Administrative procedures outline many activities, including documentation of calibration activities, review of calibration records, and notification of out-of-tolerance occurrences to user departments. Once again, the paperless calibration system gives the administrator the information and tools needed to accomplish the operational requirements and ensure continued compliance.

Conveniently accessible from the paperless system, instrument/device-specific procedures outline the calibration of specific instruments or category of instruments, and provide the technician with guidance and instruction on the calibration steps. An instrument/device-specific procedure should be created for each instrument type (e.g., pressure indicator, temperature indicator, flow meter, etc.), and should be brand-specific.

The process of an internal/external calibration or contractor qualification should be outlined in a procedure. It is essential to document the qualification, education, training, and experience of the technicians performing calibrations.

Individual training files should be established containing a résumé or curriculum vitae, a qualification assessment memorandum, an approved job description, a job curriculum, a training matrix, and any applicable training certificates or licenses. The job curriculum and training matrix outline the procedures that the individual must be trained on to perform his or her job effectively, as well as the progress of such training. A paperless system should provide a complete training management and technician qualification record to ensure that those executing a specific procedure are qualified to do so.

Calibration standards should likewise be managed and documented. To ensure that the instruments to be calibrated are tested with a standard of higher accuracy, the standards must be traceable to the National Institute of Standards and Technology or to another recognized standards organization.
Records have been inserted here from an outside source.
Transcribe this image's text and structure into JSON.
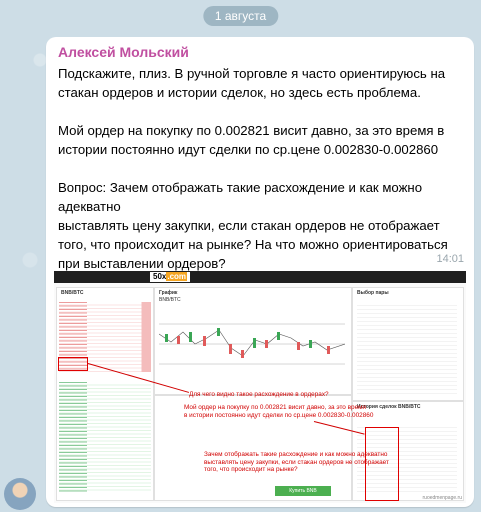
{
  "chat": {
    "date_badge": "1 августа",
    "message": {
      "author": "Алексей Мольский",
      "paragraph1": "Подскажите, плиз. В ручной торговле я часто ориентируюсь на стакан ордеров и истории сделок, но здесь есть проблема.",
      "paragraph2": "Мой ордер на покупку по 0.002821 висит давно, за это время в истории постоянно идут сделки по ср.цене 0.002830-0.002860",
      "paragraph3": "Вопрос: Зачем отображать такие расхождение и как можно адекватно\nвыставлять цену закупки, если стакан ордеров не отображает того, что происходит на рынке? На что можно ориентироваться при выставлении ордеров?",
      "time": "14:01"
    }
  },
  "screenshot": {
    "logo_main": "50x",
    "logo_accent": ".com",
    "orderbook_title": "BNB/BTC",
    "chart_title": "График",
    "chart_pair": "BNB/BTC",
    "tradeform_buy_label": "Купить BNB",
    "pairs_title": "Выбор пары",
    "history_title": "История сделок BNB/BTC",
    "annotation1": "Для чего видно такое расхождение в ордерах?",
    "annotation2": "Мой ордер на покупку по 0.002821 висит давно, за это время\nв истории постоянно идут сделки по ср.цене 0.002830-0.002860",
    "annotation3": "Зачем отображать такие расхождение и как можно адекватно\nвыставлять цену закупки, если стакан ордеров не отображает\nтого, что происходит на рынке?",
    "watermark": "ruoedmenpage.ru"
  },
  "colors": {
    "author": "#c04fa0",
    "annotation": "#d10000",
    "buy_button": "#4caf50"
  }
}
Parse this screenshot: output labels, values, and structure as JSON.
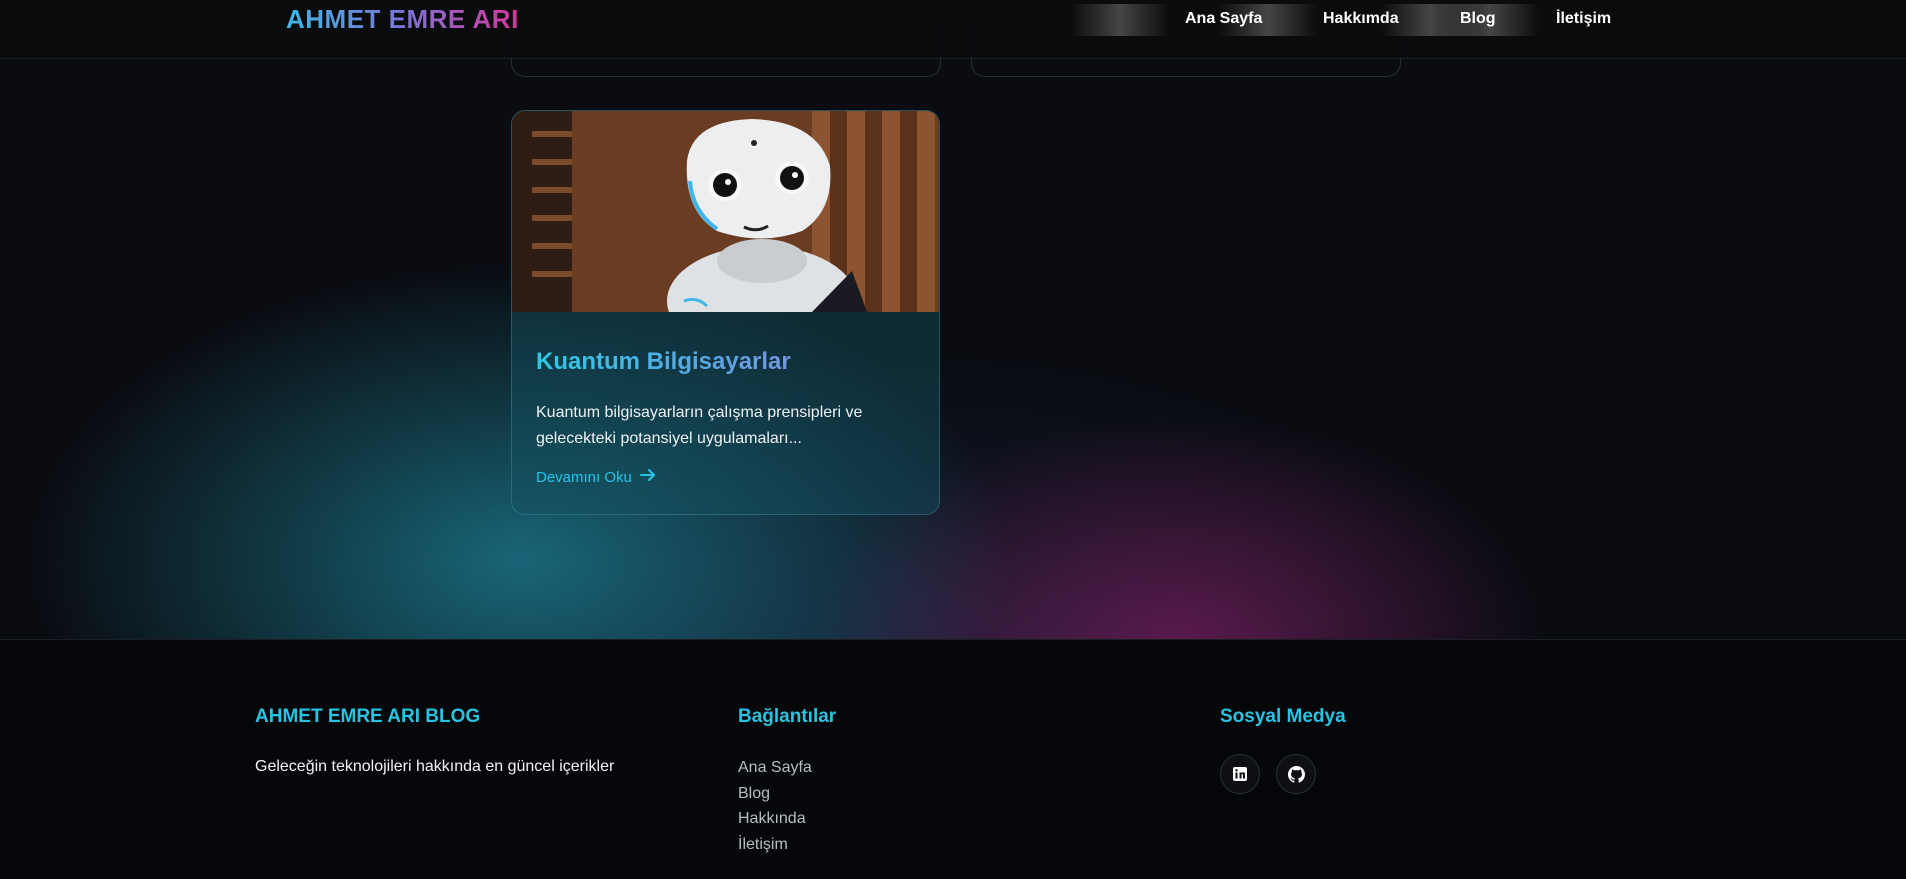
{
  "header": {
    "logo": "AHMET EMRE ARI",
    "nav": [
      "Ana Sayfa",
      "Hakkımda",
      "Blog",
      "İletişim"
    ]
  },
  "post": {
    "image_alt": "robot",
    "title": "Kuantum Bilgisayarlar",
    "excerpt": "Kuantum bilgisayarların çalışma prensipleri ve gelecekteki potansiyel uygulamaları...",
    "read_more": "Devamını Oku",
    "read_more_icon": "arrow-right-icon"
  },
  "footer": {
    "brand": {
      "heading": "AHMET EMRE ARI BLOG",
      "tagline": "Geleceğin teknolojileri hakkında en güncel içerikler"
    },
    "links": {
      "heading": "Bağlantılar",
      "items": [
        "Ana Sayfa",
        "Blog",
        "Hakkında",
        "İletişim"
      ]
    },
    "social": {
      "heading": "Sosyal Medya",
      "icons": [
        "linkedin-icon",
        "github-icon"
      ]
    }
  },
  "colors": {
    "accent": "#22c6e4",
    "logo_gradient": [
      "#3fb6e8",
      "#7b74d4",
      "#d6359a"
    ],
    "background": "#07080c"
  }
}
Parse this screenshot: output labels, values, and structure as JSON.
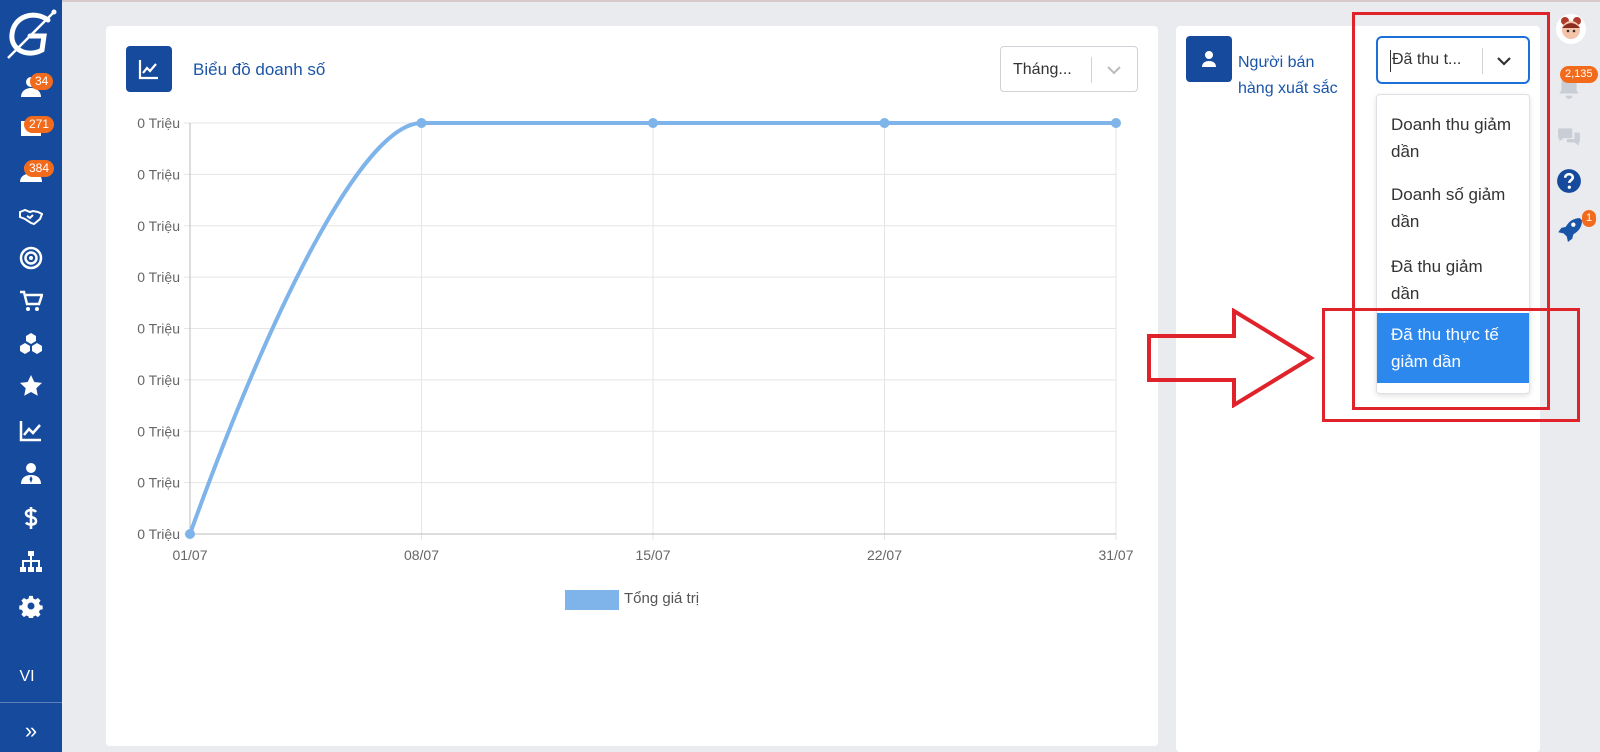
{
  "sidebar": {
    "badges": {
      "contacts": "34",
      "mail": "271",
      "users": "384"
    },
    "language": "VI",
    "expand_glyph": "»"
  },
  "chart_card": {
    "title": "Biểu đồ doanh số",
    "period_select": {
      "value": "Tháng..."
    }
  },
  "chart_data": {
    "type": "line",
    "x": [
      "01/07",
      "08/07",
      "15/07",
      "22/07",
      "31/07"
    ],
    "y_tick_labels": [
      "0 Triệu",
      "0 Triệu",
      "0 Triệu",
      "0 Triệu",
      "0 Triệu",
      "0 Triệu",
      "0 Triệu",
      "0 Triệu",
      "0 Triệu"
    ],
    "series": [
      {
        "name": "Tổng giá trị",
        "values": [
          0,
          1,
          1,
          1,
          1
        ],
        "color": "#7fb4ea"
      }
    ],
    "legend": "bottom-center",
    "grid": true
  },
  "seller_card": {
    "title": "Người bán hàng xuất sắc",
    "sort_select": {
      "value": "Đã thu t..."
    },
    "options": [
      {
        "label": "Doanh thu giảm dần",
        "selected": false
      },
      {
        "label": "Doanh số giảm dần",
        "selected": false
      },
      {
        "label": "Đã thu giảm dần",
        "selected": false
      },
      {
        "label": "Đã thu thực tế giảm dần",
        "selected": true
      }
    ]
  },
  "right_bar": {
    "notification_count": "2,135",
    "rocket_count": "1"
  },
  "colors": {
    "sidebar": "#164a9c",
    "accent": "#1a55a8",
    "line": "#7fb4ea",
    "selected": "#2d88ee",
    "annotation": "#e0222a",
    "badge": "#f26b1d"
  }
}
Calibration standards are typically sent out to ANSI/NCSL Z540- and ISO/IEC 17025-accredited laboratories, and are certified and returned with documented evidence of such certification. These documents must be handled with care and properly stored/secured. The accuracy ratio of the standard to the device should be a minimum of 1:1; 4:1 is the preferred ratio.

Other calibration documentation/records include tagging, calibration reports, and instrument files. Instruments are tagged with unique identification numbers, as well as stickers that provide a local indication of calibration status (e.g., calibration pass/fail or out of service). Instrument calibration reports are documented evidence of the calibration, including as-found data, as-left data, standard information, pass/fail indication, and appropriate review signatures.

Instrument history files contain electronic records of calibration reports and calibration change- control forms. These files represent the calibration and repair history of the instrument and serve as the documented evidence of calibration. They are frequently scrutinized by auditing bodies.

On the other hand, instrument files containing manuals or drawings associated with the instrument are a technical resource for calibration and troubleshooting. These files are also accessible online.

Calibration management solutions used throughout the pharmaceutical and life science industries vary greatly. The selection and successful implementation of a compliant paperless system represents an investment in the future and a commitment to quality.

About the author
Bernard J. Williams, M.E., is director of sales engineering and consulting for Prime Technologies Inc. Williams is an executive with more than 30 years of engineering and management experience with leading-edge technology companies. He has worked in such diverse fields as power generation, holography, analytical chemical systems, and process automation. For the last 10 years, Williams has worked with Prime Technologies Inc. as the senior technology consultant and contributor to the development of its ProCalV5 computerized calibration and maintenance management solution.